So far, I am on my way. Each year as been better financially than the last.
EJ: That’s fantastic.
JLWF: There is also a chance that if I make too much, it will affect my child support.
EJ: Do you think that has held you back professionally and financially – that fear of losing your child support, and how unfair that might seem?
JLWF: It was a huge step for me to get over that, yes. Now my goal is to make enough so that if that were to happen, it wouldn’t eat into our comfort. I also made the conscious decision that nothing can stop me from succeeding – especially not my ex-husband.
EJ: I love that. What you are really saying is, “I will not stop myself from being successful.”
JLWF: Right. It's recognizing and overcoming my own mental hurdles.
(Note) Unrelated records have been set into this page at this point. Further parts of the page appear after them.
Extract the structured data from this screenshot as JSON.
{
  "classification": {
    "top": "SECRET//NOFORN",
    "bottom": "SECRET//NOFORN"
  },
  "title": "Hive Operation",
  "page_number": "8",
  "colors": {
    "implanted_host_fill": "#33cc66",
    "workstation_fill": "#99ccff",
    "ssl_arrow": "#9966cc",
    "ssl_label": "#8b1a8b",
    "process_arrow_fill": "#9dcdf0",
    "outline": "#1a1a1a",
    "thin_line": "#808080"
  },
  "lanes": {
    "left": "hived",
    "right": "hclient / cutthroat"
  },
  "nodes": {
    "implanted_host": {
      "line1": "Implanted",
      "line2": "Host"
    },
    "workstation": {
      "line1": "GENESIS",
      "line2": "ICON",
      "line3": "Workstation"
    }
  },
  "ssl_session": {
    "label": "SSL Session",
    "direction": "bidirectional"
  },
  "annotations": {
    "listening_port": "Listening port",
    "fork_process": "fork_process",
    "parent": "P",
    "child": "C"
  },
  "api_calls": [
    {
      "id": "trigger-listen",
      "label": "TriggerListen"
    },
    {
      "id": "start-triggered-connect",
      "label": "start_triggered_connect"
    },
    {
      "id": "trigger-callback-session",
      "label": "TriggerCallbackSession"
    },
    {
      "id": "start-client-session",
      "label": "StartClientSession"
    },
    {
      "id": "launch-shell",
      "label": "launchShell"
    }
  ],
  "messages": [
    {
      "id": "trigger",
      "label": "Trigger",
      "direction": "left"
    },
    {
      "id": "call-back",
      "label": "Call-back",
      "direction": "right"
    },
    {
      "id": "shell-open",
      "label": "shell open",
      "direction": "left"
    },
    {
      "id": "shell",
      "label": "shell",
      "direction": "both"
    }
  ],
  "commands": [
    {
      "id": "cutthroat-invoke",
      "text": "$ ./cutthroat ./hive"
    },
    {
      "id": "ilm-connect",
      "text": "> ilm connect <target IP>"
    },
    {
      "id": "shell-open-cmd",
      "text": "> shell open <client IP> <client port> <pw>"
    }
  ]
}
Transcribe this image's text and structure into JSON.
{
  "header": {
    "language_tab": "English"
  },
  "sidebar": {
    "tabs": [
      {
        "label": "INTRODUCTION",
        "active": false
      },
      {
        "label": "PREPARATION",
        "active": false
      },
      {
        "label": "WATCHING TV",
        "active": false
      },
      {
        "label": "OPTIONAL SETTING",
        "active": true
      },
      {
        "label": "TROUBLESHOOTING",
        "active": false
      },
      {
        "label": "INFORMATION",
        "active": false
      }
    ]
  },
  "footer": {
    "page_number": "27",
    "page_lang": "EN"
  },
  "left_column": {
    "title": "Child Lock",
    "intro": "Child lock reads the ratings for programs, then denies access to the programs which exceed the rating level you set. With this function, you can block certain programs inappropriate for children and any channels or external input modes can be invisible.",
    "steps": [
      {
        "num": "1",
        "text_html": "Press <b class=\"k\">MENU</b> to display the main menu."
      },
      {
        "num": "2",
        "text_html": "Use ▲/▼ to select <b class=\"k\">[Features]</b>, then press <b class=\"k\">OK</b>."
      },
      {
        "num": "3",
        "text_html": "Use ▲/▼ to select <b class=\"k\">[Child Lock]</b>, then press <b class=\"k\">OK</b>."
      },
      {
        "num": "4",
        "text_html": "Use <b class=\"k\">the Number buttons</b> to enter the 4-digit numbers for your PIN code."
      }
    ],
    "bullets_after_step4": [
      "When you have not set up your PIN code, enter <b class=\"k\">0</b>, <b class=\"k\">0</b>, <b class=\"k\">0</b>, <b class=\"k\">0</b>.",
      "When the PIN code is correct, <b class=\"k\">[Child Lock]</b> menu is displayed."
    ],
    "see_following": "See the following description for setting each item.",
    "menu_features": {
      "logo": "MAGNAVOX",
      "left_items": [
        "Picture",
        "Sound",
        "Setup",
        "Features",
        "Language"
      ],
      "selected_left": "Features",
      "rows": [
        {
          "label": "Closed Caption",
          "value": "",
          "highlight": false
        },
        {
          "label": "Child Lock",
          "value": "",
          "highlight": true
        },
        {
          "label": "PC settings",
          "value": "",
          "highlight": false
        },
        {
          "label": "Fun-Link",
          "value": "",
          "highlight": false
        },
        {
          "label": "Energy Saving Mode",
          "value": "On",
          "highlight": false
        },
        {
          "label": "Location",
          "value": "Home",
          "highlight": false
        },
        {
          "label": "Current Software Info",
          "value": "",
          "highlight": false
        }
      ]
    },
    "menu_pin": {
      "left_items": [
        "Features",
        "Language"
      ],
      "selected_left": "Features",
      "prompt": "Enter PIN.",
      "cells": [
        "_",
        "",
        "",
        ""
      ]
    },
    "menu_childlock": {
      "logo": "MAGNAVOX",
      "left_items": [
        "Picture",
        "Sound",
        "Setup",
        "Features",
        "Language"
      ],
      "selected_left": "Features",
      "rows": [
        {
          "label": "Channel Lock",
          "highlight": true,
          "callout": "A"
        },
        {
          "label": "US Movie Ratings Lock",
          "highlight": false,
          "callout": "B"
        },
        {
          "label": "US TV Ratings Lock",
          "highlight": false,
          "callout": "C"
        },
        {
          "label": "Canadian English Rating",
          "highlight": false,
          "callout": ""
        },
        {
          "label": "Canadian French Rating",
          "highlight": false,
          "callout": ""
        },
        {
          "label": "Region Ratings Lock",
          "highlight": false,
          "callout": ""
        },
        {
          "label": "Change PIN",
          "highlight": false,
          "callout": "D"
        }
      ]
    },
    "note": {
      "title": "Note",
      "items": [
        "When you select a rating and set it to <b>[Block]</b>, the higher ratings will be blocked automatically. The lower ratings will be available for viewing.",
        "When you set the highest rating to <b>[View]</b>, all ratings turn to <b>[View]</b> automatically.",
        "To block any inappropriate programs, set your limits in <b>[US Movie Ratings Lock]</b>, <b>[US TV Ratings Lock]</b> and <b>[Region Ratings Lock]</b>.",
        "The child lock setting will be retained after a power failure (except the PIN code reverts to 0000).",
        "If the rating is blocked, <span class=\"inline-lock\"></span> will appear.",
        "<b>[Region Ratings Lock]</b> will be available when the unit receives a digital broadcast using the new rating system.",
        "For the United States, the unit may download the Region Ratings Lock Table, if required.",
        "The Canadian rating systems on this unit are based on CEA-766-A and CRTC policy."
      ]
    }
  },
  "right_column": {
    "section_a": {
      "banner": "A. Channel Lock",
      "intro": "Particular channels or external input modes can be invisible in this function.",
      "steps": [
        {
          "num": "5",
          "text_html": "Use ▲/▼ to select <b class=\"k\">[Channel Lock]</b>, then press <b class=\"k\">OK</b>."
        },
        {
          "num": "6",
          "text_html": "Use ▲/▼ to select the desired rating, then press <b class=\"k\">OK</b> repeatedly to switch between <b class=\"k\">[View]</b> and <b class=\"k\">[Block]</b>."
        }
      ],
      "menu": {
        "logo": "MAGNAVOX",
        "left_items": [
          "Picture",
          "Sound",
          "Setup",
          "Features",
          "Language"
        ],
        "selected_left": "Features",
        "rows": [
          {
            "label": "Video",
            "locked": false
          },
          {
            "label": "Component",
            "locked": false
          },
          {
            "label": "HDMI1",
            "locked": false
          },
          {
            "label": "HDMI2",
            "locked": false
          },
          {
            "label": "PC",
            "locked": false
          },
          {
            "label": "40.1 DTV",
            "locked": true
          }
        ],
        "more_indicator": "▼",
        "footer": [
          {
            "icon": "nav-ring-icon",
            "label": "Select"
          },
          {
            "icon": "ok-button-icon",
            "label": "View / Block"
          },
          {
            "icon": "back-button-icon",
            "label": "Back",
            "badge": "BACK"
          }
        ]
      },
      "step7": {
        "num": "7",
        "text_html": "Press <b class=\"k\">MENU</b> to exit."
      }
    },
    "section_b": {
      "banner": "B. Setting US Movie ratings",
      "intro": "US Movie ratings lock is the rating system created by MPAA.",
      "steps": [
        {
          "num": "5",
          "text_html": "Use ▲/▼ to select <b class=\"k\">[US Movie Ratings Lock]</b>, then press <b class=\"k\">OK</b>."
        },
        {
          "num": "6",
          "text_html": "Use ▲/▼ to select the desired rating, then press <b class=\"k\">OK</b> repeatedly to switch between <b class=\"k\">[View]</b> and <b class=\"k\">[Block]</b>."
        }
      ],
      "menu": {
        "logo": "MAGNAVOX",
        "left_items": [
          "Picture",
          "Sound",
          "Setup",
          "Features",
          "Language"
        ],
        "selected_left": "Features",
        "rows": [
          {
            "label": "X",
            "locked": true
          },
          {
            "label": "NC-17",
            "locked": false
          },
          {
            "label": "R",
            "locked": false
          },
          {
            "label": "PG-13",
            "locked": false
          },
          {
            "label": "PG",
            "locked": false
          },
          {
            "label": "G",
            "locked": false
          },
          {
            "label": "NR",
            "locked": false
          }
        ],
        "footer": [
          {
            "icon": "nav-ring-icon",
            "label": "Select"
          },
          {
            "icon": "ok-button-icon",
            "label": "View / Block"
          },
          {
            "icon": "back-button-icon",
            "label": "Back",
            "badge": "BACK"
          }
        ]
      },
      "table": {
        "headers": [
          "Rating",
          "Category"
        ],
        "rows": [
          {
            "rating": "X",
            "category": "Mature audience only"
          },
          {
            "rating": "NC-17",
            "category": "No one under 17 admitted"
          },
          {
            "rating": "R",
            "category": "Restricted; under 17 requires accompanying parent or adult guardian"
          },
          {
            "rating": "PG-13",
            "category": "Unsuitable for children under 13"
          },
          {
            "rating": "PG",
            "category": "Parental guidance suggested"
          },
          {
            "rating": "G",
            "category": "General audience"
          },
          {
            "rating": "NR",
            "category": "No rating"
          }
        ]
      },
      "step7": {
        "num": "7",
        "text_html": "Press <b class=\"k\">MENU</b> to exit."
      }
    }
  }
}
EJ: But it is easier, I think, to build a career and wealth and success — no matter how you define success — if you do it from a place of happiness and not from being pissed off — even if we deserve to be pissed!
JLWF: I think you're right. It's just hard to get there sometimes! That’s why I think assistance works best when viewed as a temporary bridge while you work through the professional and personal challenges of divorce.
EJ: And what do you have to say to women in similar situations who refuse to apply for assistance, and instead spend their energy trying to get their ex to fork over more money?
Reasons not to fight for child support
JLWF: I’d say:
1) You're going to spend more in legal bills than you'd probably get; you're not going to come out ahead.
2) You're feeding the negative energy instead of trying to work through it.
3) See what you can do to improve your financial situation.
EJ: I like #3 because we can't totally control how much the ex gives us, or how much we can get from the state. But we can control ourselves and our finances and our careers.
JLWF: We can't totally control anything!
Are you a for-real single mom? Join Millionaire Single Moms on Facebook!